◆ What is being asked
Examine the material below. Gather every line in which the string "icon" appears.

◆ Data records
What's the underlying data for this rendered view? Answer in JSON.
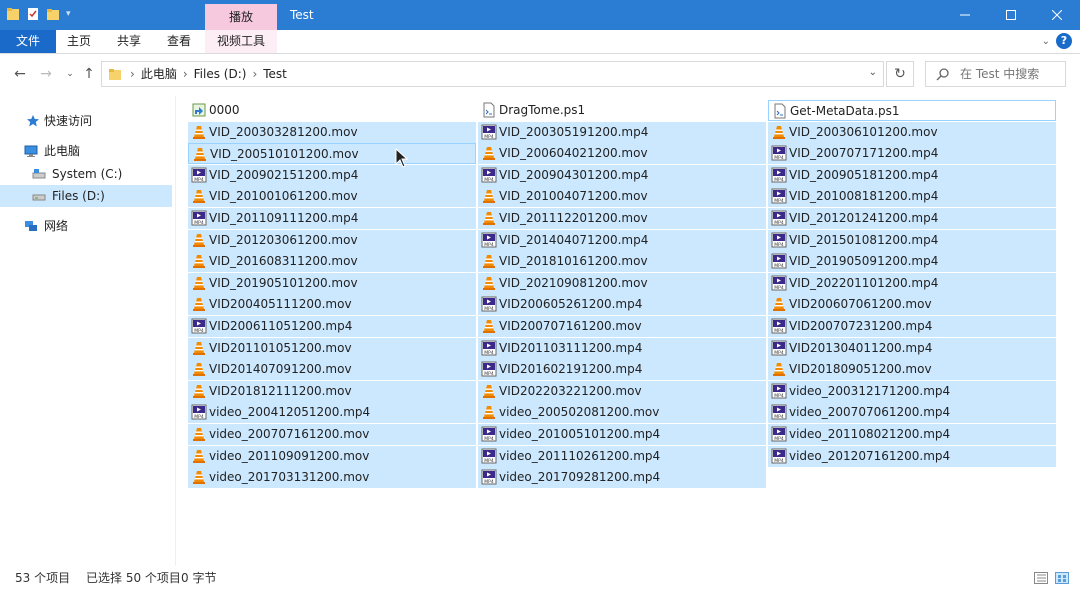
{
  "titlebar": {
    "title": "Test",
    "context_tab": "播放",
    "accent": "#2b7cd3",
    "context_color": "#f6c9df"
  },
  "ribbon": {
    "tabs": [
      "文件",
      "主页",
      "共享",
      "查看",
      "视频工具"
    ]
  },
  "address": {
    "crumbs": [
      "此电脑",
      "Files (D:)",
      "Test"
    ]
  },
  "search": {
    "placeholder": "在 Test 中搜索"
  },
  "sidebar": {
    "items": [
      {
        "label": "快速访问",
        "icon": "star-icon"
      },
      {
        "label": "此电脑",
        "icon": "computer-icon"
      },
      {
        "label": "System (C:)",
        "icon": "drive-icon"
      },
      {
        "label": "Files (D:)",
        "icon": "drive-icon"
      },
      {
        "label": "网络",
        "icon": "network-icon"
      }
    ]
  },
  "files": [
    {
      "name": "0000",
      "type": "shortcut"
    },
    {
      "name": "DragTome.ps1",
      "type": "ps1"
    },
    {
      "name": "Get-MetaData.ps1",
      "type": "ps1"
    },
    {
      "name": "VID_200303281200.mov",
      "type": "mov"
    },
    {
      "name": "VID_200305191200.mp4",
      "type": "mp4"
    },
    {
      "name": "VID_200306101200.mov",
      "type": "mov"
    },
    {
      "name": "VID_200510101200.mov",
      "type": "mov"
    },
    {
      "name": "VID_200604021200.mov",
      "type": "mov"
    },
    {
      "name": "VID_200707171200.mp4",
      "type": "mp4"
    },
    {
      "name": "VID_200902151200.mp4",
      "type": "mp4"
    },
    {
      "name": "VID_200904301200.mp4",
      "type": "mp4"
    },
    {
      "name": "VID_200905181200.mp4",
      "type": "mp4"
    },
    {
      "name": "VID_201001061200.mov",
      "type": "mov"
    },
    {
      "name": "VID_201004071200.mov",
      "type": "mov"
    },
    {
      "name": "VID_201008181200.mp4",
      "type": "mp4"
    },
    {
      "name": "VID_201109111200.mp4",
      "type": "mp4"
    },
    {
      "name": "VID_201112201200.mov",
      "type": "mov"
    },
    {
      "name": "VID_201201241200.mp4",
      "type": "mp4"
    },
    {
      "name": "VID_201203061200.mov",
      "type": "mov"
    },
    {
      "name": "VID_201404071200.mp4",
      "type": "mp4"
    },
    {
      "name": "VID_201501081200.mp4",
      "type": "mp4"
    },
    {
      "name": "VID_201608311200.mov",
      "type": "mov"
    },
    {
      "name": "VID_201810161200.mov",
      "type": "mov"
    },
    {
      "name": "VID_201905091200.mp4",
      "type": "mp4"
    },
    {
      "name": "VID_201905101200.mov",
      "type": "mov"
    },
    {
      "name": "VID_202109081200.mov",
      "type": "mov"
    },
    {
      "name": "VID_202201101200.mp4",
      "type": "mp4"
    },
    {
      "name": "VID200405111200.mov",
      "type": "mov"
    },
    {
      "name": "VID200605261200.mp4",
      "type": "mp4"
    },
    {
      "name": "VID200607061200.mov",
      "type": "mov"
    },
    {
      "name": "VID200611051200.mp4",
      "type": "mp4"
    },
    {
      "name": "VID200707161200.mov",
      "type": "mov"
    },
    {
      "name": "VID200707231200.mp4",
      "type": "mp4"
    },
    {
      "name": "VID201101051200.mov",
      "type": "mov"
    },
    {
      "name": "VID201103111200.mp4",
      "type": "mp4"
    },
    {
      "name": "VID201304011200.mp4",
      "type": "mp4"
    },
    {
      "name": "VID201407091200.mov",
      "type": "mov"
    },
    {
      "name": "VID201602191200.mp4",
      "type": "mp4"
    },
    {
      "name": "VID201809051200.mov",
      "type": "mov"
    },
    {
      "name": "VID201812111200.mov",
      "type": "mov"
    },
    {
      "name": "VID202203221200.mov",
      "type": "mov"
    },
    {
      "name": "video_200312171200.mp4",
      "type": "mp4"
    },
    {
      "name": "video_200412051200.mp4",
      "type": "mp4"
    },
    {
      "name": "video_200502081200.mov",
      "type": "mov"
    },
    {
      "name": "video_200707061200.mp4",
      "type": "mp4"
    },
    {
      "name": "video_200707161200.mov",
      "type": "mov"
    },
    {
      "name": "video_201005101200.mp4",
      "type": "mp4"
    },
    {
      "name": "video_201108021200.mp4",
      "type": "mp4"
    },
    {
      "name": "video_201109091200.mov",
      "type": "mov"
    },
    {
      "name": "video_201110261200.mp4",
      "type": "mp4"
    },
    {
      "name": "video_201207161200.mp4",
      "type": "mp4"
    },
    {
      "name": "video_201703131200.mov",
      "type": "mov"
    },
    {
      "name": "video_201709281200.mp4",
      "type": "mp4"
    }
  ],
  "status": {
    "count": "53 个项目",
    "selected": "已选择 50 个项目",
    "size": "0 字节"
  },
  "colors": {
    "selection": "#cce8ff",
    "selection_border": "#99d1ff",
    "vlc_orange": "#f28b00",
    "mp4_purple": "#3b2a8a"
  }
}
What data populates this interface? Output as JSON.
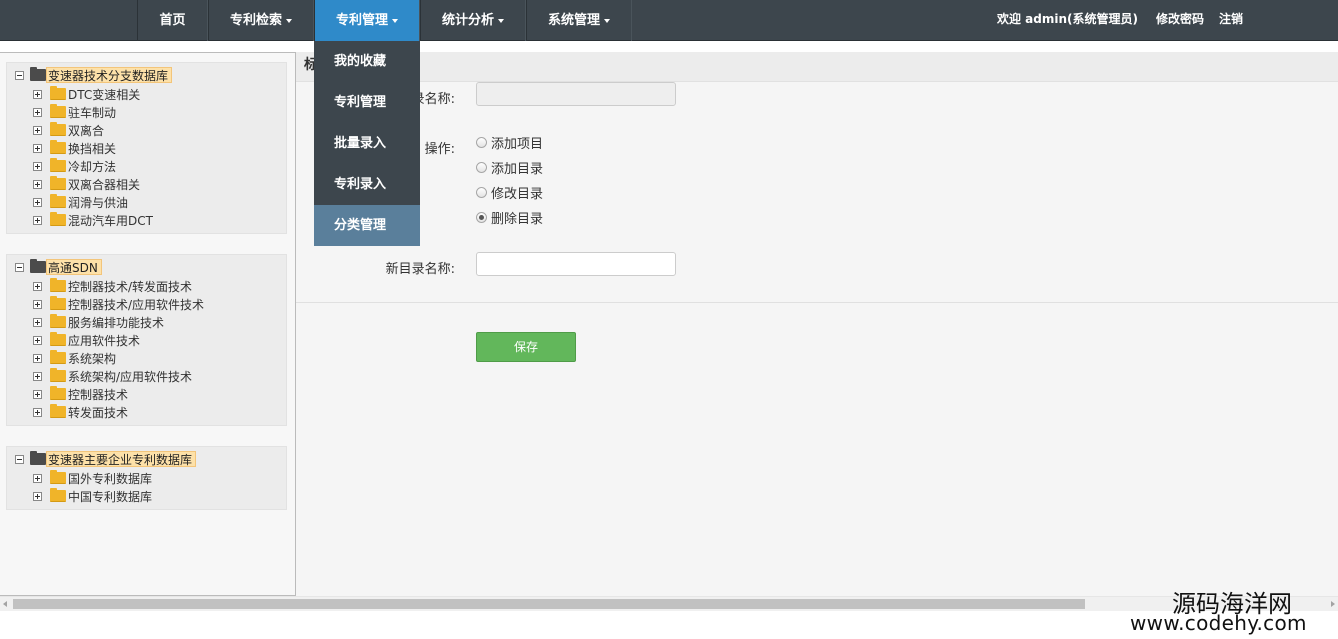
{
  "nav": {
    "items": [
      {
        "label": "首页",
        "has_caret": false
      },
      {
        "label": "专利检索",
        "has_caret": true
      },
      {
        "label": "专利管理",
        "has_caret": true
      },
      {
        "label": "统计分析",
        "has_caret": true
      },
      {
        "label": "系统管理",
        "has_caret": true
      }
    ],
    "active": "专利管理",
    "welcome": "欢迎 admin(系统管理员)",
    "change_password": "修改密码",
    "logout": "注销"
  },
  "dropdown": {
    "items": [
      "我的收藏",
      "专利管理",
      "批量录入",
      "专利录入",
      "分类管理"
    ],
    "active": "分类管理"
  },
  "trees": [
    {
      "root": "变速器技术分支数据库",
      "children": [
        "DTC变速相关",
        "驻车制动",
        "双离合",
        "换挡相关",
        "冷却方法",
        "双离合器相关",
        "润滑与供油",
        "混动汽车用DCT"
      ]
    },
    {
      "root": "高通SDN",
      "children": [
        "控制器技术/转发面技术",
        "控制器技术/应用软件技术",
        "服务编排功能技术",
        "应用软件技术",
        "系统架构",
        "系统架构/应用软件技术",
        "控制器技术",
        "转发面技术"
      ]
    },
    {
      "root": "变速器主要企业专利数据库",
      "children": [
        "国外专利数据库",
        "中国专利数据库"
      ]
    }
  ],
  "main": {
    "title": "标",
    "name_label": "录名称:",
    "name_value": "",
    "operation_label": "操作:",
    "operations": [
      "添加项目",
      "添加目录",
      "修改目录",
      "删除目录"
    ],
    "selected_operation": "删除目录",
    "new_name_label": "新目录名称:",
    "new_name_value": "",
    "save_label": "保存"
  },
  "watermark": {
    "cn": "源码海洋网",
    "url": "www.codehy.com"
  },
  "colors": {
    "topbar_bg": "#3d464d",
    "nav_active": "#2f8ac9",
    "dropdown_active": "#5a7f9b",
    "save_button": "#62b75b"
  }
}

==

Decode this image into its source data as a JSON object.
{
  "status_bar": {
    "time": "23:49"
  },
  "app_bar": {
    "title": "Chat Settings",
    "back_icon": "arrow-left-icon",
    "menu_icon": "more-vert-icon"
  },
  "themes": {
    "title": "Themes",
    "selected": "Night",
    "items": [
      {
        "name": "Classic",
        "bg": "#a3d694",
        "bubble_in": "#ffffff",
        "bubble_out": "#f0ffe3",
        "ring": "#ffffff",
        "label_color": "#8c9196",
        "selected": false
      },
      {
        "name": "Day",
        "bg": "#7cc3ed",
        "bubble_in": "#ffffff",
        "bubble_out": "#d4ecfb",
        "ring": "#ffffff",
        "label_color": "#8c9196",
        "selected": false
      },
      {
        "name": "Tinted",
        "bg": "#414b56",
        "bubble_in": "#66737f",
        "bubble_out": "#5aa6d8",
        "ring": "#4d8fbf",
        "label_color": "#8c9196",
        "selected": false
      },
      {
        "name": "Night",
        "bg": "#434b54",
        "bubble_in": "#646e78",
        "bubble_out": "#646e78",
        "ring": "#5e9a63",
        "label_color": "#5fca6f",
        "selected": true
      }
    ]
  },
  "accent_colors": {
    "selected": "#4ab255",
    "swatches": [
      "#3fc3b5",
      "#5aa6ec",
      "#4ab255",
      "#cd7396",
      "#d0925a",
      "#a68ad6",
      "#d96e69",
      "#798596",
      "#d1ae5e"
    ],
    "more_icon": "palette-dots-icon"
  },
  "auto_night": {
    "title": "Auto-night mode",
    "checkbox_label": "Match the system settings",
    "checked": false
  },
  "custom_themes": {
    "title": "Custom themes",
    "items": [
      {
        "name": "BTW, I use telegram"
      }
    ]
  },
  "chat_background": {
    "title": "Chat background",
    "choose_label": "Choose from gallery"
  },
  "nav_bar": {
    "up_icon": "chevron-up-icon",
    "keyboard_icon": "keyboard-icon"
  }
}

◆ Written answer
        "icon": "star-icon"
        "icon": "computer-icon"
        "icon": "drive-icon"
        "icon": "drive-icon"
        "icon": "network-icon"
    "back_icon": "arrow-left-icon",
    "menu_icon": "more-vert-icon"
    "more_icon": "palette-dots-icon"
    "up_icon": "chevron-up-icon",
    "keyboard_icon": "keyboard-icon"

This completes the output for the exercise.